[Input data]:
######
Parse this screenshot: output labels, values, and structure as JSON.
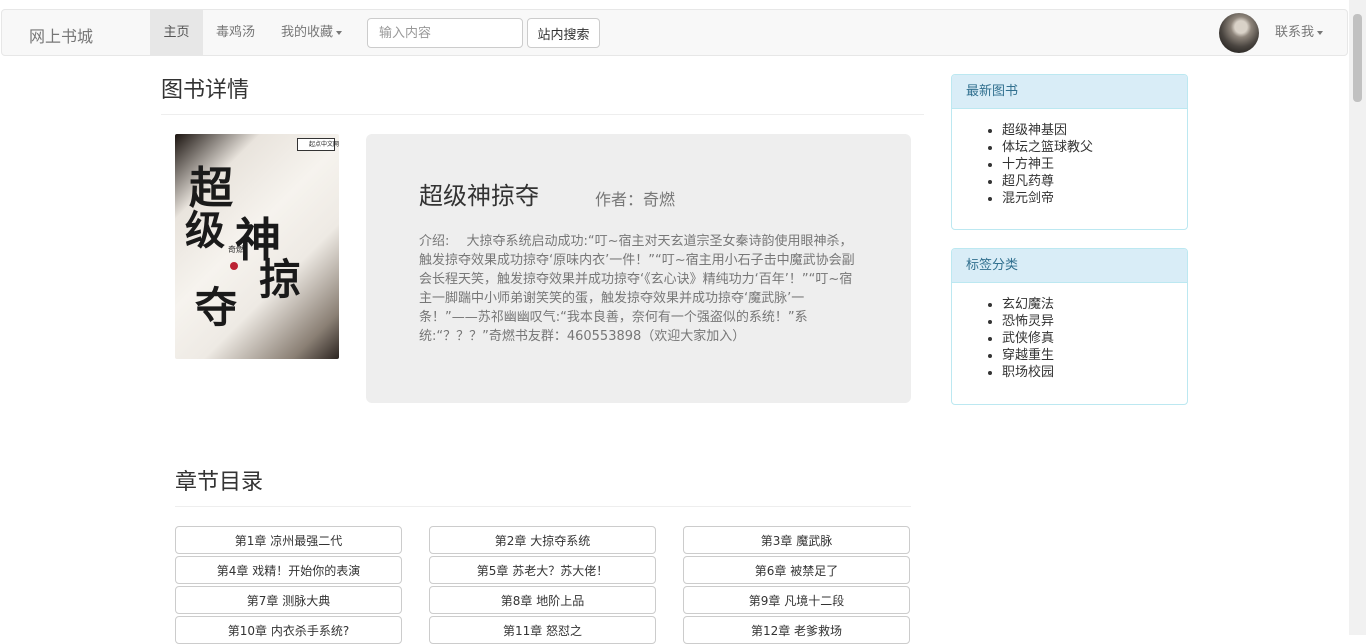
{
  "navbar": {
    "brand": "网上书城",
    "home": "主页",
    "soup": "毒鸡汤",
    "favorites": "我的收藏",
    "search_placeholder": "输入内容",
    "search_button": "站内搜索",
    "contact": "联系我"
  },
  "page": {
    "title": "图书详情"
  },
  "cover": {
    "glyphs": [
      "超",
      "级",
      "神",
      "掠",
      "夺"
    ],
    "author": "奇燃",
    "logo": "起点中文网"
  },
  "book": {
    "title": "超级神掠夺",
    "author_label": "作者：奇燃",
    "intro": "介绍:　 大掠夺系统启动成功:“叮~宿主对天玄道宗圣女秦诗韵使用眼神杀，触发掠夺效果成功掠夺‘原味内衣’一件！”“叮~宿主用小石子击中魔武协会副会长程天笑，触发掠夺效果并成功掠夺‘《玄心诀》精纯功力‘百年’！”“叮~宿主一脚踹中小师弟谢笑笑的蛋，触发掠夺效果并成功掠夺‘魔武脉’一条！”——苏祁幽幽叹气:“我本良善，奈何有一个强盗似的系统！”系统:“？？？”奇燃书友群：460553898（欢迎大家加入）"
  },
  "chapters": {
    "title": "章节目录",
    "items": [
      "第1章 凉州最强二代",
      "第2章 大掠夺系统",
      "第3章 魔武脉",
      "第4章 戏精！开始你的表演",
      "第5章 苏老大？苏大佬！",
      "第6章 被禁足了",
      "第7章 测脉大典",
      "第8章 地阶上品",
      "第9章 凡境十二段",
      "第10章 内衣杀手系统?",
      "第11章 怒怼之",
      "第12章 老爹救场"
    ]
  },
  "sidebar": {
    "latest": {
      "heading": "最新图书",
      "items": [
        "超级神基因",
        "体坛之篮球教父",
        "十方神王",
        "超凡药尊",
        "混元剑帝"
      ]
    },
    "tags": {
      "heading": "标签分类",
      "items": [
        "玄幻魔法",
        "恐怖灵异",
        "武侠修真",
        "穿越重生",
        "职场校园"
      ]
    }
  }
}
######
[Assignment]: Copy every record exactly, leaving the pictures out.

[Result for this task]:
Parse this screenshot: output labels, values, and structure as JSON.
{
  "navbar": {
    "brand": "网上书城",
    "home": "主页",
    "soup": "毒鸡汤",
    "favorites": "我的收藏",
    "search_placeholder": "输入内容",
    "search_button": "站内搜索",
    "contact": "联系我"
  },
  "page": {
    "title": "图书详情"
  },
  "cover": {
    "glyphs": [
      "超",
      "级",
      "神",
      "掠",
      "夺"
    ],
    "author": "奇燃",
    "logo": "起点中文网"
  },
  "book": {
    "title": "超级神掠夺",
    "author_label": "作者：奇燃",
    "intro": "介绍:　 大掠夺系统启动成功:“叮~宿主对天玄道宗圣女秦诗韵使用眼神杀，触发掠夺效果成功掠夺‘原味内衣’一件！”“叮~宿主用小石子击中魔武协会副会长程天笑，触发掠夺效果并成功掠夺‘《玄心诀》精纯功力‘百年’！”“叮~宿主一脚踹中小师弟谢笑笑的蛋，触发掠夺效果并成功掠夺‘魔武脉’一条！”——苏祁幽幽叹气:“我本良善，奈何有一个强盗似的系统！”系统:“？？？”奇燃书友群：460553898（欢迎大家加入）"
  },
  "chapters": {
    "title": "章节目录",
    "items": [
      "第1章 凉州最强二代",
      "第2章 大掠夺系统",
      "第3章 魔武脉",
      "第4章 戏精！开始你的表演",
      "第5章 苏老大？苏大佬！",
      "第6章 被禁足了",
      "第7章 测脉大典",
      "第8章 地阶上品",
      "第9章 凡境十二段",
      "第10章 内衣杀手系统?",
      "第11章 怒怼之",
      "第12章 老爹救场"
    ]
  },
  "sidebar": {
    "latest": {
      "heading": "最新图书",
      "items": [
        "超级神基因",
        "体坛之篮球教父",
        "十方神王",
        "超凡药尊",
        "混元剑帝"
      ]
    },
    "tags": {
      "heading": "标签分类",
      "items": [
        "玄幻魔法",
        "恐怖灵异",
        "武侠修真",
        "穿越重生",
        "职场校园"
      ]
    }
  }
}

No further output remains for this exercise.